- Merchant Cash Advances: While they provide immediate cash, they often involve high fees. Use them sparingly and only for short-term needs.
- Invoice Financing: If your restaurant deals with invoices from suppliers, invoice financing can help improve cash flow by providing upfront funds based on outstanding invoices.
5. Investor Funding
Seeking investor funding can be an effective way to secure capital for your restaurant.

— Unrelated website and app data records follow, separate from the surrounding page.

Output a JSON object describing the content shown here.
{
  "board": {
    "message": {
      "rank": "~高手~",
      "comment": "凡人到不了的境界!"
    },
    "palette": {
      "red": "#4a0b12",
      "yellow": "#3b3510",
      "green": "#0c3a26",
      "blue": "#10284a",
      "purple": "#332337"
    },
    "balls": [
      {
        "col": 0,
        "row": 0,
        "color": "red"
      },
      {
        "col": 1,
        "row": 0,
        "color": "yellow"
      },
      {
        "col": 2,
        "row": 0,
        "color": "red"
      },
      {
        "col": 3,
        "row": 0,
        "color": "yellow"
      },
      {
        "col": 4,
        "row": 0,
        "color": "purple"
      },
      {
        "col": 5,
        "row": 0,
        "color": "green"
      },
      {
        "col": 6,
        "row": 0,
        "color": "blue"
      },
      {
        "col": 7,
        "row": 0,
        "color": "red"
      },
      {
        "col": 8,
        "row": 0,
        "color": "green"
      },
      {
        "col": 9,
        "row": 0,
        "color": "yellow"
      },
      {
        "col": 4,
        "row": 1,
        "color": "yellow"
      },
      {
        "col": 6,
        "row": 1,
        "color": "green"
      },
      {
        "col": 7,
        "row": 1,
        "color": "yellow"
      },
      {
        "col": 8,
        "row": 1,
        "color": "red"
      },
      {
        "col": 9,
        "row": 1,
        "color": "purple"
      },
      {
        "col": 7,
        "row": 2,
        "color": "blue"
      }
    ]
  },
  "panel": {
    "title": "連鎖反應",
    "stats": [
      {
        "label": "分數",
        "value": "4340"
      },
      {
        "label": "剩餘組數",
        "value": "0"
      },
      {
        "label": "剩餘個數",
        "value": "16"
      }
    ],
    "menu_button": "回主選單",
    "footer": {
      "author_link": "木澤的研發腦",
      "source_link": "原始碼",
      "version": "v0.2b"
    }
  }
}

Potential sources of investor funding include:
- Angel Investors: Individual investors who provide capital in exchange for equity or ownership stakes in your restaurant.
- Venture Capital: While more common in the tech industry, some venture capital firms may invest in the restaurant sector, especially if your concept has significant growth potential.
- Crowdfunding: Platforms like Kickstarter and Indiegogo allow you to raise funds from a crowd of supporters in exchange for rewards or equity.
To attract investors:
- Develop a compelling pitch that highlights your restaurant concept, market potential, and revenue projections.
- Network within the industry and attend events or pitch competitions to connect with potential investors.
- Ensure clear legal agreements that outline investment terms, ownership stakes, and exit strategies.
6. Franchise Financing
If you operate a restaurant chain and want to expand through franchising, consider franchise financing options. These may include:
- Franchisee Loans: Partner with lenders who specialize in providing loans to potential franchisees, helping them cover startup costs and fees.
- Franchisor Financing: As the franchisor, you can offer financing options to support franchisees with equipment purchases or leasehold improvements.
Ensure that your franchise model is well-structured and offers strong support for franchisees.
7. Strategic Partnerships
Explore strategic partnerships with suppliers, neighboring businesses, or complementary brands. These partnerships can provide financial benefits without relying on loans or investors. Consider the following:
- Supplier Partnerships: Negotiate favorable terms with suppliers to reduce ingredient and equipment costs.
- Joint Ventures: Partner with other businesses for mutually beneficial projects or promotions.
- Co-Branding: Collaborate with complementary businesses (e.g., wineries or breweries) to attract new customers and increase revenue.
Strategic partnerships can enhance your restaurant’s offerings and generate additional income streams.
Securing financing for your restaurant is undoubtedly a complex task, but it’s also a crucial one. By understanding the common challenges and implementing the solutions discussed in this guide, you can navigate the restaurant financing landscape with confidence. Remember that a well-prepared business plan, careful financial management, and a willingness to explore various funding sources will significantly increase your chances of success in the restaurant industry. Whether you’re just starting or looking to grow, overcoming financing challenges is a vital step toward achieving your culinary dreams.